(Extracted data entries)
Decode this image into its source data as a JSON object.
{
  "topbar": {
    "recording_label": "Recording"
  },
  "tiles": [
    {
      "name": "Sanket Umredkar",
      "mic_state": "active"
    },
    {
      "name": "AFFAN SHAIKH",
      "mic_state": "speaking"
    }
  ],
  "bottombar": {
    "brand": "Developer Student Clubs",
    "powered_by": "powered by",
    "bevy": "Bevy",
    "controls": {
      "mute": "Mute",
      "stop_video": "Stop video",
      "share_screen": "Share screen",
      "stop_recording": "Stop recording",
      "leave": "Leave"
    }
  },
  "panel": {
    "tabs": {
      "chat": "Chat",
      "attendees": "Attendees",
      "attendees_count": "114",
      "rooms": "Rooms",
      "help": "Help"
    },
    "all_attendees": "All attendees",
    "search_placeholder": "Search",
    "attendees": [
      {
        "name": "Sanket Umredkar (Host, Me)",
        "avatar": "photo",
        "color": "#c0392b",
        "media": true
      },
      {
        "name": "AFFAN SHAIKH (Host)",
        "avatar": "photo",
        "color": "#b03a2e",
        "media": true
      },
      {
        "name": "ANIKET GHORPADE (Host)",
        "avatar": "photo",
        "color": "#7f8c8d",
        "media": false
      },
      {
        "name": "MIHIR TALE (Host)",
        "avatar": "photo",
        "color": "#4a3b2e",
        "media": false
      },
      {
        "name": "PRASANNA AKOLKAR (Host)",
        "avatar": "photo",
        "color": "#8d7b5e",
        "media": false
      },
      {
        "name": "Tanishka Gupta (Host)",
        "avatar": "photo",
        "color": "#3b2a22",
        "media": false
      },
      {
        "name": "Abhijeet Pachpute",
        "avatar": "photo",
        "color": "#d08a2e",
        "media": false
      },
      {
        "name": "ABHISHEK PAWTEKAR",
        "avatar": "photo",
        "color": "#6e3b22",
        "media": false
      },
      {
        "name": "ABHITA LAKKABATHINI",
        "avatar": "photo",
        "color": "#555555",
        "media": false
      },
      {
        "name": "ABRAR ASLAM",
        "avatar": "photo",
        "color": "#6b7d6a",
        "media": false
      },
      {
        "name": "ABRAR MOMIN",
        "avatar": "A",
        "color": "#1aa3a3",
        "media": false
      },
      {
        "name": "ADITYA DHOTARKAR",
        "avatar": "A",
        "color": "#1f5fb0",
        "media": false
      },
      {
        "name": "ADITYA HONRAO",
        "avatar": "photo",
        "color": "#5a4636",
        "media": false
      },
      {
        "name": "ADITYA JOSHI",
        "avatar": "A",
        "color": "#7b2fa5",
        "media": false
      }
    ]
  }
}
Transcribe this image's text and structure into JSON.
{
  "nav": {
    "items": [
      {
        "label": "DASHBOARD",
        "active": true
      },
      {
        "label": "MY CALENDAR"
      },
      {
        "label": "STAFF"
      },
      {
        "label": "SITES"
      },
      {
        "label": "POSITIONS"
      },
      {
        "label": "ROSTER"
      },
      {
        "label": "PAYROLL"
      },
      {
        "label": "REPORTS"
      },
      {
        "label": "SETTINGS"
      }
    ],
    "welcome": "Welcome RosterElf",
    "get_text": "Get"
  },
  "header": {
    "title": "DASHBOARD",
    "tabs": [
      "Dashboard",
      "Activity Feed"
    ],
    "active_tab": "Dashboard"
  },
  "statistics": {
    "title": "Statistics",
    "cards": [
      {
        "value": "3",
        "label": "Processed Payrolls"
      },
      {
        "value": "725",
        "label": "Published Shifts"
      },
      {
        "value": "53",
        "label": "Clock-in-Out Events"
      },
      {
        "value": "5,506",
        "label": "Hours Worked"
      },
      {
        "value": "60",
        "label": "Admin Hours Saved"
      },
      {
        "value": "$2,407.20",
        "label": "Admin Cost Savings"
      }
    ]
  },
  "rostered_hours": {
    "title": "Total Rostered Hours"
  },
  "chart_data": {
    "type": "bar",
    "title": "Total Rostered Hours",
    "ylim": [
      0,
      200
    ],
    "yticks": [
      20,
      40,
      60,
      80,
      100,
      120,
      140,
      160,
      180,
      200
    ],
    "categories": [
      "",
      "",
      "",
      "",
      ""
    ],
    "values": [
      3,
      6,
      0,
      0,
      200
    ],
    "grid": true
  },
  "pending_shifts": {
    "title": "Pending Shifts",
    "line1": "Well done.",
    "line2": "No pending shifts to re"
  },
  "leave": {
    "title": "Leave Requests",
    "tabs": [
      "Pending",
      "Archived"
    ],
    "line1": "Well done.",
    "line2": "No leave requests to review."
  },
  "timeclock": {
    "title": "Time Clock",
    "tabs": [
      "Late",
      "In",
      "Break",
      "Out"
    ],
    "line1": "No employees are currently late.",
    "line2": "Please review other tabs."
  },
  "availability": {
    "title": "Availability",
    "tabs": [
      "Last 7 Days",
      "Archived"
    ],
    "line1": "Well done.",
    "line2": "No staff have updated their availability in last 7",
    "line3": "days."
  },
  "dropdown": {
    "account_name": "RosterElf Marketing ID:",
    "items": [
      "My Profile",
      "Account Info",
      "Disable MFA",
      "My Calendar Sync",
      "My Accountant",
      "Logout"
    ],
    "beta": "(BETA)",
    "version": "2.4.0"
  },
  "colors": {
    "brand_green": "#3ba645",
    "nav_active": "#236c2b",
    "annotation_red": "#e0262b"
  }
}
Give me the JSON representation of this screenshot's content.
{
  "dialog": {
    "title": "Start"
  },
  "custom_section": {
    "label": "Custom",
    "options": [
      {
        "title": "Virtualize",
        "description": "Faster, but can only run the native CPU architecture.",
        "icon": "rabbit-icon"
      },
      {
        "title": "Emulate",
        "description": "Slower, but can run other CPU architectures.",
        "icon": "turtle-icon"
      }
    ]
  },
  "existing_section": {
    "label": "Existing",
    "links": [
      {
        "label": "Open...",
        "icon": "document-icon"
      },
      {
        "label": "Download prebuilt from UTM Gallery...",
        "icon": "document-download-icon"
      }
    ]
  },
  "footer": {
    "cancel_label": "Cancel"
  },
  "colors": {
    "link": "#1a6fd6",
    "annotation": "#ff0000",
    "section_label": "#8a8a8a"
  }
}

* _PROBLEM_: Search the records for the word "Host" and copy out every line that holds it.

* _SOLUTION_:
        "name": "Sanket Umredkar (Host, Me)",
        "name": "AFFAN SHAIKH (Host)",
        "name": "ANIKET GHORPADE (Host)",
        "name": "MIHIR TALE (Host)",
        "name": "PRASANNA AKOLKAR (Host)",
        "name": "Tanishka Gupta (Host)",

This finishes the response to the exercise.